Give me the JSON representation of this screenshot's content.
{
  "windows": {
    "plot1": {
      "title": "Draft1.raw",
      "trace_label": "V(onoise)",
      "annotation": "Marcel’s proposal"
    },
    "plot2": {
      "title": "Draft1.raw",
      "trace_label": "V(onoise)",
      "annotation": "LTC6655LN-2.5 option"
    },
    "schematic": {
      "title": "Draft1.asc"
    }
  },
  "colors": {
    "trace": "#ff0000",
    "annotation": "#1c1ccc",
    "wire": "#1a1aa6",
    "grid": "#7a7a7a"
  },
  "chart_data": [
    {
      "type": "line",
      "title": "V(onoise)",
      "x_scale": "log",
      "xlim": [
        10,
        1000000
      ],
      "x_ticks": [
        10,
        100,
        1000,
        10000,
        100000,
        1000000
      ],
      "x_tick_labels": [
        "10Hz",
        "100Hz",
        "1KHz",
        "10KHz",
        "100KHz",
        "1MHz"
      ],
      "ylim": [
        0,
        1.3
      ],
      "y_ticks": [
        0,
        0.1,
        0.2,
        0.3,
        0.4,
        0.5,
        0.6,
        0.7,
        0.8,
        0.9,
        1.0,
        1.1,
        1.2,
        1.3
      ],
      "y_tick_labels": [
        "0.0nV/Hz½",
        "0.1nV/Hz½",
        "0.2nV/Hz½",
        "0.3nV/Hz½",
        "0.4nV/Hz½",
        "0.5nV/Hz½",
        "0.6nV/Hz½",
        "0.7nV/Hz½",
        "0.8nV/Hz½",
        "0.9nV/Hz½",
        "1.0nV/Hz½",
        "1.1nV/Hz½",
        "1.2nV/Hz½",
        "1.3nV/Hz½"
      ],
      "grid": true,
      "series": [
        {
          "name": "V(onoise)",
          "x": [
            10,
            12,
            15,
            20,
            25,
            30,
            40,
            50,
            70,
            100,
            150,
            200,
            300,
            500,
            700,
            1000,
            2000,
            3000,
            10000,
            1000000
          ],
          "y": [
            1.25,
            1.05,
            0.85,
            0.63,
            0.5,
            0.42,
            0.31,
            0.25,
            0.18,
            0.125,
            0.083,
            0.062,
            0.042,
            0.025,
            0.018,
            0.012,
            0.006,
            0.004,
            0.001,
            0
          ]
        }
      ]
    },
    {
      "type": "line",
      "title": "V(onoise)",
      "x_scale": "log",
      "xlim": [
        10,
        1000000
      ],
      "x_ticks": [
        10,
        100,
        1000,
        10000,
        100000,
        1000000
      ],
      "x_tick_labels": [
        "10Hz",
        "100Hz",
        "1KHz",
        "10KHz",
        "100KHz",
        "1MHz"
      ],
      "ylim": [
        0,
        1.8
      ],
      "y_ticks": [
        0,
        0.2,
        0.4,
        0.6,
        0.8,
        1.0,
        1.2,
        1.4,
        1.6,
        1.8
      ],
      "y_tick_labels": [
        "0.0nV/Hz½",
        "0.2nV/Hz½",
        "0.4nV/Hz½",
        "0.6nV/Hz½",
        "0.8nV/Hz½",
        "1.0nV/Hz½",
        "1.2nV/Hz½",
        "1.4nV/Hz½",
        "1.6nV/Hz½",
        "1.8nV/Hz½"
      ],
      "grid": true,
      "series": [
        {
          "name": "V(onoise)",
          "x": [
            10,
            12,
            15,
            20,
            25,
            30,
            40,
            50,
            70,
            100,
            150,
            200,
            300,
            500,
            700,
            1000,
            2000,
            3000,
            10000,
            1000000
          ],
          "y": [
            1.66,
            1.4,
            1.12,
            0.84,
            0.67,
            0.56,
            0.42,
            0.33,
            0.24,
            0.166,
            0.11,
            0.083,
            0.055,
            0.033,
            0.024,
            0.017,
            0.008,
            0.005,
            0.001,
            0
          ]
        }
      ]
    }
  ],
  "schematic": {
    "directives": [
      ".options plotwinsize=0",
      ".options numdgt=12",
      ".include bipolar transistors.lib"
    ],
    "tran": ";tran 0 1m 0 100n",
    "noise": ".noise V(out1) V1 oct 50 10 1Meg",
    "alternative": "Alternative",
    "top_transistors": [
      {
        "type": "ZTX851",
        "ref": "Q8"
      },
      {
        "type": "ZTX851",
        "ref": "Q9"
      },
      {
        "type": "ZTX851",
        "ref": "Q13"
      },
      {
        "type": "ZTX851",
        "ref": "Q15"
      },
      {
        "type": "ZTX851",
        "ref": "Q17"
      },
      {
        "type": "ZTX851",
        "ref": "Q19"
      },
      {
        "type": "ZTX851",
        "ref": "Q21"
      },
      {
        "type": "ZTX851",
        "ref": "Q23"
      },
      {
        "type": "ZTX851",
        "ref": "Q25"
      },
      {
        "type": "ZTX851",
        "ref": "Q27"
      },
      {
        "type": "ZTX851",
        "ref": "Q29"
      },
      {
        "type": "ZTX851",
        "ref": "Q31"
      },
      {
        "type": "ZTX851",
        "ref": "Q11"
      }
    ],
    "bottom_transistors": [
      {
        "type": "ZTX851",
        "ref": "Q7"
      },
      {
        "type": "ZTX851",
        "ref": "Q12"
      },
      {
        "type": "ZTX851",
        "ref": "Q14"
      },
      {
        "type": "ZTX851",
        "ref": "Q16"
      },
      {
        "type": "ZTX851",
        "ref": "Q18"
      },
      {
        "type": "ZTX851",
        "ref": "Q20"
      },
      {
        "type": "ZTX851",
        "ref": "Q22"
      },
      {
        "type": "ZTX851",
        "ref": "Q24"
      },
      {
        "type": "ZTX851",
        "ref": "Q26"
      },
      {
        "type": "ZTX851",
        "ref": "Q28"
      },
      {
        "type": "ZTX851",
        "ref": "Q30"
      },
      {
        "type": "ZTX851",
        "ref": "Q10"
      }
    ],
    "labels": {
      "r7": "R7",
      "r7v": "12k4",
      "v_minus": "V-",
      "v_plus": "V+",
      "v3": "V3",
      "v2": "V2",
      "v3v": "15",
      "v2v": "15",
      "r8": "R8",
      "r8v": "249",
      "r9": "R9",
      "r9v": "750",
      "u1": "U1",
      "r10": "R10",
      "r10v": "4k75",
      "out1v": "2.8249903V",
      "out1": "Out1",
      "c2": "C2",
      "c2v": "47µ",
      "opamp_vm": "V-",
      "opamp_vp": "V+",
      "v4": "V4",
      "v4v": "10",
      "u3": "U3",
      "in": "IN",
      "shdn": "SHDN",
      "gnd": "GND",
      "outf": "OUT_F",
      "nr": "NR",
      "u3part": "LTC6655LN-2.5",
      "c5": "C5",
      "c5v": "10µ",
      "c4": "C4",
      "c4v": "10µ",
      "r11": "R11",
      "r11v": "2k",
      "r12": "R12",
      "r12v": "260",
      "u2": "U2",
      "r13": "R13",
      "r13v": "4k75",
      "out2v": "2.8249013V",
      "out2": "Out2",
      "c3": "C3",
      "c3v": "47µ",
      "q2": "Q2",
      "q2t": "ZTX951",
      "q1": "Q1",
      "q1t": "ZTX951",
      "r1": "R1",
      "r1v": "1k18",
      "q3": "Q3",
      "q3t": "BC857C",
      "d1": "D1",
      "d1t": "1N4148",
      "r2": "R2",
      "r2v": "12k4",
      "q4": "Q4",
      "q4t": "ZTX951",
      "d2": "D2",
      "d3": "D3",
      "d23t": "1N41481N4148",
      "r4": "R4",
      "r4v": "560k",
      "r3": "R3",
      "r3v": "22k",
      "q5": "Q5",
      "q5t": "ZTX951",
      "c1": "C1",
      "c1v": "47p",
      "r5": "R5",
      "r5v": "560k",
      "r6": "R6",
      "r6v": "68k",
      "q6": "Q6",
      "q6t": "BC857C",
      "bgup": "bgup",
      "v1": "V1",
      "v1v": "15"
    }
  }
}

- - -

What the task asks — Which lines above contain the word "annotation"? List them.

Exercise output —
      "annotation": "Marcel’s proposal"
      "annotation": "LTC6655LN-2.5 option"
    "annotation": "#1c1ccc",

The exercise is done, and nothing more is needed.